- What you need to do -
Reproduce all the lines below exactly and omit the images.

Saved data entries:
————————
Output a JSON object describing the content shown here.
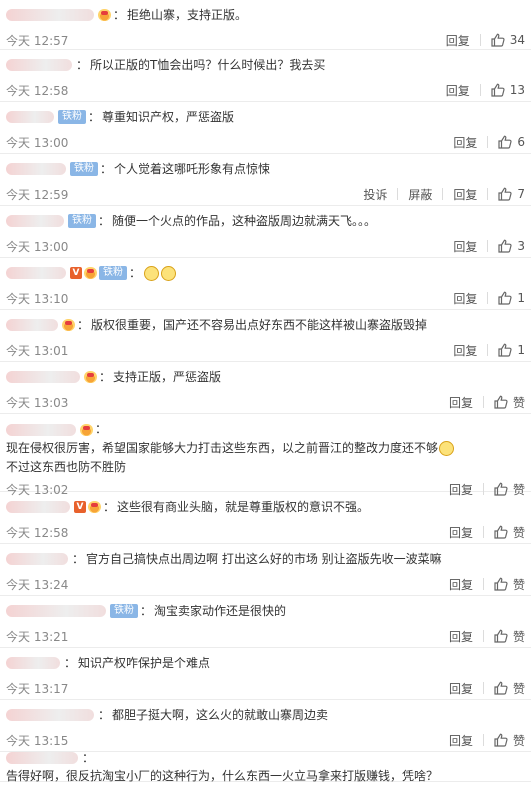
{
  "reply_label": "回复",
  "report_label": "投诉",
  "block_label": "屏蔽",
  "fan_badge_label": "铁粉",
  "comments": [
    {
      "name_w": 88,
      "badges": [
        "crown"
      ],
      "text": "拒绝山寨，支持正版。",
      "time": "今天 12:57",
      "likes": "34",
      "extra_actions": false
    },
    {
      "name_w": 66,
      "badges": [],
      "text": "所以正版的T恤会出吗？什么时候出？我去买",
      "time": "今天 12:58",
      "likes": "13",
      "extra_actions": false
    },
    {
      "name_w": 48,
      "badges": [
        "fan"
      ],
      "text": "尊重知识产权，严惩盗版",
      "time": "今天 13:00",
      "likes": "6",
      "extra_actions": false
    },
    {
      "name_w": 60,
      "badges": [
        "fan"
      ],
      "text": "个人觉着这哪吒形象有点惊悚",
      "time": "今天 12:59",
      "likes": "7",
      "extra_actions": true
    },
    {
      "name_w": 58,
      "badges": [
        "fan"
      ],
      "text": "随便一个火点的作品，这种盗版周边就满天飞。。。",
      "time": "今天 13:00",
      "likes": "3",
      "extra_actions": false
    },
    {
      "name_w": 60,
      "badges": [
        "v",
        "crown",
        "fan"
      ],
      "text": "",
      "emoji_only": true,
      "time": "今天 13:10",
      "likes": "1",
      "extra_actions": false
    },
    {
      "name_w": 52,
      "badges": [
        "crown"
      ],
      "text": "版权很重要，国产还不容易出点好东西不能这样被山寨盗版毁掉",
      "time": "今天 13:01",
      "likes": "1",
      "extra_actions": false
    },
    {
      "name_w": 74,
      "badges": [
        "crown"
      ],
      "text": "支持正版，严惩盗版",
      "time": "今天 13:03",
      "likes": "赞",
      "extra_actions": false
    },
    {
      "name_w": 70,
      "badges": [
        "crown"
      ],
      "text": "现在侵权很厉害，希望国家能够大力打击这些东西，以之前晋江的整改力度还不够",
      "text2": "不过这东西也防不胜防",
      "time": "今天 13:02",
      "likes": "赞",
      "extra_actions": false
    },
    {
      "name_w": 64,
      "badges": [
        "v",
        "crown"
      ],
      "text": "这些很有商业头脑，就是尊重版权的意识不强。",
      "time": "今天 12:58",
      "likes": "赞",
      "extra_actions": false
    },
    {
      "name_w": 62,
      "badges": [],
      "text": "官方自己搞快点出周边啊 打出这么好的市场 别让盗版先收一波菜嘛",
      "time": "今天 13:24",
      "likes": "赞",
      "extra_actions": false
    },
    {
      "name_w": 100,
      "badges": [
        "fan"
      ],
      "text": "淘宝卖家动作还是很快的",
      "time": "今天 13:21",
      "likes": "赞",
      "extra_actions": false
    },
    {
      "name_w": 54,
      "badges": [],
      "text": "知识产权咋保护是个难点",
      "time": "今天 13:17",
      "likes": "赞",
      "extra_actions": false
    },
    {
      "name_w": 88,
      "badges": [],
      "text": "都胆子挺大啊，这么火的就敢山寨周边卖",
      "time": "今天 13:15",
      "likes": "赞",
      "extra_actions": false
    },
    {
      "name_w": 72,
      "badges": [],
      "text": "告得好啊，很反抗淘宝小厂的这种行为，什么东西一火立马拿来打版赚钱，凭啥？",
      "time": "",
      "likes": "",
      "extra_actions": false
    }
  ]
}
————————
- Answer below -
Output a JSON object describing the content shown here.
{
  "reply_label": "回复",
  "report_label": "投诉",
  "block_label": "屏蔽",
  "fan_badge_label": "铁粉",
  "comments": [
    {
      "name_w": 88,
      "badges": [
        "crown"
      ],
      "text": "拒绝山寨，支持正版。",
      "time": "今天 12:57",
      "likes": "34",
      "extra_actions": false
    },
    {
      "name_w": 66,
      "badges": [],
      "text": "所以正版的T恤会出吗？什么时候出？我去买",
      "time": "今天 12:58",
      "likes": "13",
      "extra_actions": false
    },
    {
      "name_w": 48,
      "badges": [
        "fan"
      ],
      "text": "尊重知识产权，严惩盗版",
      "time": "今天 13:00",
      "likes": "6",
      "extra_actions": false
    },
    {
      "name_w": 60,
      "badges": [
        "fan"
      ],
      "text": "个人觉着这哪吒形象有点惊悚",
      "time": "今天 12:59",
      "likes": "7",
      "extra_actions": true
    },
    {
      "name_w": 58,
      "badges": [
        "fan"
      ],
      "text": "随便一个火点的作品，这种盗版周边就满天飞。。。",
      "time": "今天 13:00",
      "likes": "3",
      "extra_actions": false
    },
    {
      "name_w": 60,
      "badges": [
        "v",
        "crown",
        "fan"
      ],
      "text": "",
      "emoji_only": true,
      "time": "今天 13:10",
      "likes": "1",
      "extra_actions": false
    },
    {
      "name_w": 52,
      "badges": [
        "crown"
      ],
      "text": "版权很重要，国产还不容易出点好东西不能这样被山寨盗版毁掉",
      "time": "今天 13:01",
      "likes": "1",
      "extra_actions": false
    },
    {
      "name_w": 74,
      "badges": [
        "crown"
      ],
      "text": "支持正版，严惩盗版",
      "time": "今天 13:03",
      "likes": "赞",
      "extra_actions": false
    },
    {
      "name_w": 70,
      "badges": [
        "crown"
      ],
      "text": "现在侵权很厉害，希望国家能够大力打击这些东西，以之前晋江的整改力度还不够",
      "text2": "不过这东西也防不胜防",
      "time": "今天 13:02",
      "likes": "赞",
      "extra_actions": false
    },
    {
      "name_w": 64,
      "badges": [
        "v",
        "crown"
      ],
      "text": "这些很有商业头脑，就是尊重版权的意识不强。",
      "time": "今天 12:58",
      "likes": "赞",
      "extra_actions": false
    },
    {
      "name_w": 62,
      "badges": [],
      "text": "官方自己搞快点出周边啊 打出这么好的市场 别让盗版先收一波菜嘛",
      "time": "今天 13:24",
      "likes": "赞",
      "extra_actions": false
    },
    {
      "name_w": 100,
      "badges": [
        "fan"
      ],
      "text": "淘宝卖家动作还是很快的",
      "time": "今天 13:21",
      "likes": "赞",
      "extra_actions": false
    },
    {
      "name_w": 54,
      "badges": [],
      "text": "知识产权咋保护是个难点",
      "time": "今天 13:17",
      "likes": "赞",
      "extra_actions": false
    },
    {
      "name_w": 88,
      "badges": [],
      "text": "都胆子挺大啊，这么火的就敢山寨周边卖",
      "time": "今天 13:15",
      "likes": "赞",
      "extra_actions": false
    },
    {
      "name_w": 72,
      "badges": [],
      "text": "告得好啊，很反抗淘宝小厂的这种行为，什么东西一火立马拿来打版赚钱，凭啥？",
      "time": "",
      "likes": "",
      "extra_actions": false
    }
  ]
}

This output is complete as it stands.